It occurs to me that some good old-fashioned public relations might have been helpful to Gary and his firm during this important visit from the New York Times photographer (who, I noticed, was a guy).
Stick with the photographer like white on rice. Make sure any photo that gets taken inside your company shows the picture you want the world to see. There’s no excuse in this day and age for 12 white guys to be sitting around a conference table, especially in a youthful industry like social media/digital. None.
If you are uncomfortable “handling” the photographer because it feels too controlling, then let a public relations expert handle it. You have invested a lot in your company. You may not be able to control how the story turns out, or which photo runs, but you can supervise the photographer inside your company to make sure any images taken reflect well on your company.

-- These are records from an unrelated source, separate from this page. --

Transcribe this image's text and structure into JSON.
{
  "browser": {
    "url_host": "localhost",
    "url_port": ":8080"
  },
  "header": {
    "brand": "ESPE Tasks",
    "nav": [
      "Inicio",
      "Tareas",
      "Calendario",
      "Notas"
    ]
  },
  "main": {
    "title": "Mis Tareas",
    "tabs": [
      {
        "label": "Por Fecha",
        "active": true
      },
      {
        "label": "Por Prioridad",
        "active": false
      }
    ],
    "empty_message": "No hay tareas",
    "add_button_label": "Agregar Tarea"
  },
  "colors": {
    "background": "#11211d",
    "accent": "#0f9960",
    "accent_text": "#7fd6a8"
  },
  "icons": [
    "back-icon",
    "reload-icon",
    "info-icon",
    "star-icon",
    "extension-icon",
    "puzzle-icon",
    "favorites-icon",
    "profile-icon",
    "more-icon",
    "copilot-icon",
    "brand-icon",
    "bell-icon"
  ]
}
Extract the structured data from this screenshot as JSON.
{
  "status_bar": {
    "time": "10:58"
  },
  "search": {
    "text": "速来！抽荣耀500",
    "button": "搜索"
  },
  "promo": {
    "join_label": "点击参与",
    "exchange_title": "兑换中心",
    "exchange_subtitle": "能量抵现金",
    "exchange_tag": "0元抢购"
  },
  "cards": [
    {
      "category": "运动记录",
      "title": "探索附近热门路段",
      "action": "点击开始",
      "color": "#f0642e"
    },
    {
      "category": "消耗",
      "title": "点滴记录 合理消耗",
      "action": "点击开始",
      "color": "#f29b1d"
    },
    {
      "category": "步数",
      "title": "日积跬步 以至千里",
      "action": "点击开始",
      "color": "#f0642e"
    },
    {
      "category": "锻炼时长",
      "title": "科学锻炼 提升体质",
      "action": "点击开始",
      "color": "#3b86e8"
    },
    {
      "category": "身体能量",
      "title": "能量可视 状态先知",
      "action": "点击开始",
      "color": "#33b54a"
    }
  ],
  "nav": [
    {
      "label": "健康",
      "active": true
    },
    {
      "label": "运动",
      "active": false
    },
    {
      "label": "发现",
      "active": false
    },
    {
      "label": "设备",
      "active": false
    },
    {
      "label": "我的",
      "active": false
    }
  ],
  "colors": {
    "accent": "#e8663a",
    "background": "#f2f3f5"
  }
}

Finally, “remember the ladies.” We kind of don’t like it when all of a sudden we become invisible. Especially when we are doing so much of the work. “Remember, all men would be tyrants if they could,” wrote Abigail Adams in a letter to her husband, John, in 1776. “If particular care and attention is not paid to the ladies, we are determined to foment a rebellion, and will not hold ourselves bound by any laws in which we have no voice or representation ….”
It is likely that Gary Vaynerchuk and his company’s fortunes will continue to soar despite this mishandling of a superb news media opportunity. But the ladies inside that company may need some TLC, Gary. I’d say, a mani-pedi day might be a good start this week. Visibility and recognition would be the better reward.
Article by Margaret Ritsch, APR, TCU faculty director at Roxo, a student-driven agency for strategic communication. @ritschapr